*WHAT YOU WILL DO*
If a line in the data below holds the word "that", copy it.

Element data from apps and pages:
--- START ---
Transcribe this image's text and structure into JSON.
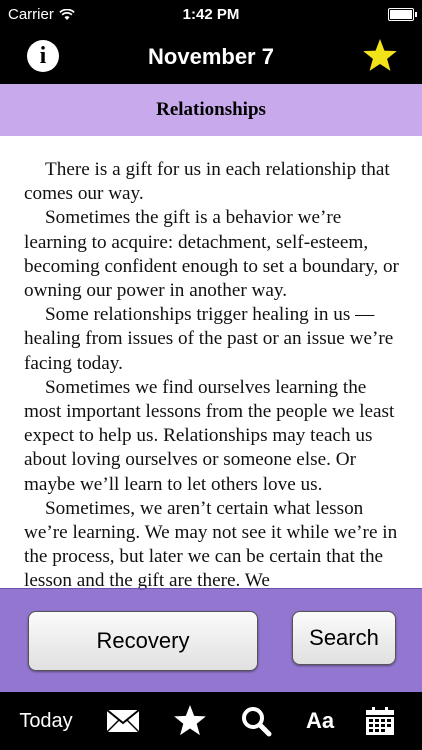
{
  "status_bar": {
    "carrier": "Carrier",
    "time": "1:42 PM"
  },
  "nav": {
    "title": "November 7",
    "info_glyph": "i",
    "favorite_icon": "star-icon",
    "favorite_color": "#f2e21a"
  },
  "section": {
    "title": "Relationships"
  },
  "reading": {
    "paragraphs": [
      "There is a gift for us in each relationship that comes our way.",
      "Sometimes the gift is a behavior we’re learning to acquire: detachment, self-esteem, becoming confident enough to set a boundary, or owning our power in another way.",
      "Some relationships trigger healing in us —healing from issues of the past or an issue we’re facing today.",
      "Sometimes we find ourselves learning the most important lessons from the people we least expect to help us. Relationships may teach us about loving ourselves or someone else. Or maybe we’ll learn to let others love us.",
      "Sometimes, we aren’t certain what lesson we’re learning. We may not see it while we’re in the process, but later we can be certain that the lesson and the gift are there. We"
    ]
  },
  "buttons": {
    "recovery": "Recovery",
    "search": "Search"
  },
  "tab_bar": {
    "today": "Today",
    "font": "Aa"
  },
  "colors": {
    "header_purple": "#c7a9ec",
    "overlay_purple": "#8160c8"
  }
}
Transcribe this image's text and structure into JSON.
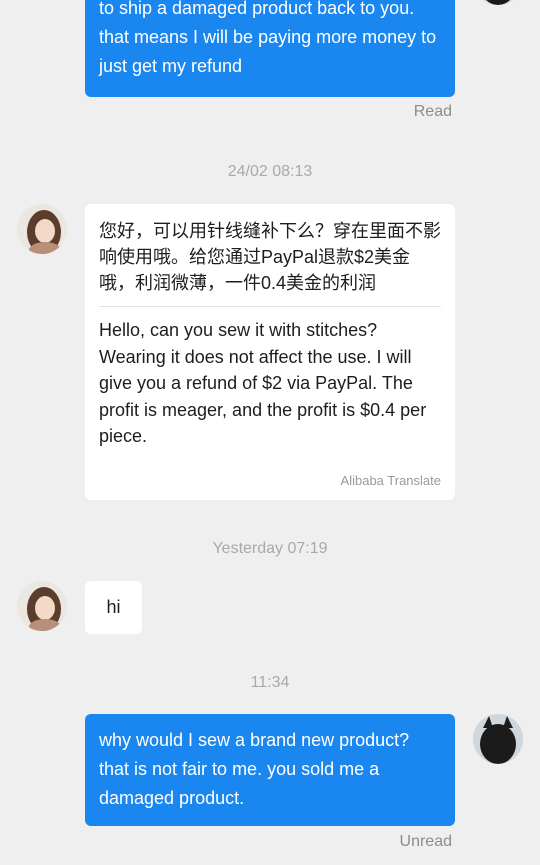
{
  "messages": {
    "m1": {
      "text": "to ship a damaged product back to you. that means I will be paying more money to just get my refund",
      "status": "Read"
    },
    "sep1": "24/02 08:13",
    "m2": {
      "original": "您好，可以用针线缝补下么？穿在里面不影响使用哦。给您通过PayPal退款$2美金哦，利润微薄，一件0.4美金的利润",
      "translation": "Hello, can you sew it with stitches? Wearing it does not affect the use. I will give you a refund of $2 via PayPal. The profit is meager, and the profit is $0.4 per piece.",
      "translator": "Alibaba Translate"
    },
    "sep2": "Yesterday 07:19",
    "m3": {
      "text": "hi"
    },
    "sep3": "11:34",
    "m4": {
      "text": "why would I sew a brand new product? that is not fair to me. you sold me a damaged product.",
      "status": "Unread"
    }
  },
  "colors": {
    "outgoing_bubble": "#1a86f0",
    "incoming_bubble": "#ffffff",
    "background": "#efefef"
  },
  "icons": {
    "seller_avatar": "seller-avatar-photo",
    "buyer_avatar": "buyer-avatar-photo"
  }
}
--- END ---
*PROBLEM SOLUTION*
      "There is a gift for us in each relationship that comes our way.",
      "Sometimes, we aren’t certain what lesson we’re learning. We may not see it while we’re in the process, but later we can be certain that the lesson and the gift are there. We"
      "text": "to ship a damaged product back to you. that means I will be paying more money to just get my refund",
      "text": "why would I sew a brand new product? that is not fair to me. you sold me a damaged product.",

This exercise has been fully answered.